So, that first year for the Pilgrims is kind of ridiculous. They get a crazy idea, go all the way across the ocean and start this new life, and you know what? Not an easy year. I know the common line was that life was hard — the first winter was horrible! the Pilgrims were steadfast! — but what’s notable in that first year is what kind of hard life was.
There was no plague. There were no wars. No disaster. But still, hard. Take Francis Billington. Not two weeks after signing the Compact, and everyone’s still living on the boat, and on a rainy day, 14-year-old-ish Francis shoots a gun near a powder keg in the Mayflower’s cabin and nearly blows up the boat. (Later, after various problems with the law, Francis’ father is the first Pilgrim hung for murder. Some six years later, his mother goes to the stocks and gets a whipping for slander. Francis himself gets busted for premarital sex with his eventual wife, and for other reasons, they lose a few of their eventual kids to the state.)
So, nothing big goes wrong. But still, ridiculous. The best read is the first-hand Mourt’s Relation: A Journal of the Pilgrims at Plymouth.

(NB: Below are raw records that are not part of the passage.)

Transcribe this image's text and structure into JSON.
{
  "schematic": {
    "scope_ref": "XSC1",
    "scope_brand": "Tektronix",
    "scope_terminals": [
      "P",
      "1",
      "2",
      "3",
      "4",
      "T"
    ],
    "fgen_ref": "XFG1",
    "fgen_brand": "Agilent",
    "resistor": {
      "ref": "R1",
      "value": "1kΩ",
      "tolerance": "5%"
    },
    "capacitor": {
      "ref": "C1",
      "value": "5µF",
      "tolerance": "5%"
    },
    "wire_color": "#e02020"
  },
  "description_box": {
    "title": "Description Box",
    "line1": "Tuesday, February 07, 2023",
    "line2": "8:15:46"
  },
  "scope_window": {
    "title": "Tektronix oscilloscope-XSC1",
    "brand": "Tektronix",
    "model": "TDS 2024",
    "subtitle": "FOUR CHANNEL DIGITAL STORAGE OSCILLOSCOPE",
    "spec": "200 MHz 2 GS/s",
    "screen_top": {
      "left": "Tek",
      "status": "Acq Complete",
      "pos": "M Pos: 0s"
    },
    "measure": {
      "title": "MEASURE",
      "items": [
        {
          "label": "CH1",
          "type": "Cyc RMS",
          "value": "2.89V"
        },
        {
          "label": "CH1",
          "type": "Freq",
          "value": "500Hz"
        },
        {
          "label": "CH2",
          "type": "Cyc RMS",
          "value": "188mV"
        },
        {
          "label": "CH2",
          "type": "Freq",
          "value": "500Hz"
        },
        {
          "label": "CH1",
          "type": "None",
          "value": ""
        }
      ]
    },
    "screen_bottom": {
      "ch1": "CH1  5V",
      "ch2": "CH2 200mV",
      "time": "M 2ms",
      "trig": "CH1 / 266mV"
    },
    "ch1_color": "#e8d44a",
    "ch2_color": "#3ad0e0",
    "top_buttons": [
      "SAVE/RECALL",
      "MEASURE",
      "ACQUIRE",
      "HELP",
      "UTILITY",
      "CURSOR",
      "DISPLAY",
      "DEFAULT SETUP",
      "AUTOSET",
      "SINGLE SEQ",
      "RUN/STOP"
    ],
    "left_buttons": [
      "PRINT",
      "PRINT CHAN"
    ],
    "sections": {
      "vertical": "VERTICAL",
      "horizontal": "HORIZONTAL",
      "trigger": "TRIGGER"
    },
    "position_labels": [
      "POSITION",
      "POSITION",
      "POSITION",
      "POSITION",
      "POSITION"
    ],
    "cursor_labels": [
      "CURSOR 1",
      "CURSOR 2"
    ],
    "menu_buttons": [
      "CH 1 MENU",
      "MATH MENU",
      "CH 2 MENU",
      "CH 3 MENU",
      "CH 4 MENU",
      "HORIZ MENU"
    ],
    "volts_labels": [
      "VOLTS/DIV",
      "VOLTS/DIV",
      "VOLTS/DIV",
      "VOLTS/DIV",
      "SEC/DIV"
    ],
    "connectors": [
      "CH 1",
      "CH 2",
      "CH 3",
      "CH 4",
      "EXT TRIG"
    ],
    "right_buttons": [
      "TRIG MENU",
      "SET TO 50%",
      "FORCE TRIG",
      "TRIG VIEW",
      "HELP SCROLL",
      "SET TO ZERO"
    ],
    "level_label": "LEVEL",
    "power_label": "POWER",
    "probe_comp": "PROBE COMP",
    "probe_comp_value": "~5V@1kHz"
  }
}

The first months are all exploring — what’s where — and putting some initial stakes in the ground. Then, as the settlement gets going, they have to figure out lots of people issues: what the tribes are, how to communicate, who runs what tribe, what troubles tribes have among themselves, what alliances to make, when to step in, how to step in, whom you need to go through to get to whomever. Most everyone turns out to be friendly, but so much work and care are needed to establish that much. Even on the days everything goes right for the Pilgrim leaders, they inevitably come home soaked and exhausted.
Meanwhile, the Pilgrims get lost in the woods, learn eagle tastes like mutton, lose roofs in fires, dig gardens, discover lakes over the next hill, have their meetings get off track over and over again, and thus spend weeks trying to figure out operations. Finish the metaphor.
Life builds slowly, with no promises. You still tell a friend to come.
Loving, and old Friend,
Although I received no letter from you by this ship, yet forasmuch as I know you expect the performance of my promise, which was, to write unto you truly and faithfully of all things, I have therefore at this time sent unto you accordingly. Referring you for further satisfaction to our more large relations.
You shall understand, that in this little time, that a few of us have been here, we have built seven dwelling-houses, and four for the use of the plantation, and have made preparation for divers others. We set the last spring some twenty acres of Indian corn, and sowed some six acres of barley and peas, and according to the manner of the Indians, we manured our ground with herrings or rather shads, which we have in great abundance, and take with great ease at our doors. Our corn did prove well, and God be praised, we had a good increase of Indian corn, and our barley indifferent good, but our peas not worth the gathering, for we feared they were too late sown, they came up very well, and blossomed, but the sun parched them in the blossom.
Our harvest being gotten in, our governor sent four men on fowling, that so we might after have a special manner rejoice together after we had gathered the fruit of our labors; they four in one day killed as much fowl, as with a little help beside, served the company almost a week, at which time amongst other recreations, we exercised our arms, many of the Indians coming amongst us, and among the rest their greatest King Massasoit, with some ninety men, whom for three days we entertained and feasted, and they went out and killed five deer, which they brought to the plantation and bestowed on our governor, and upon the captain, and others. And although it be not always so plentiful as it was at this time with us, yet by the goodness of God, we are so far from want that we often wish you partakers of our plenty.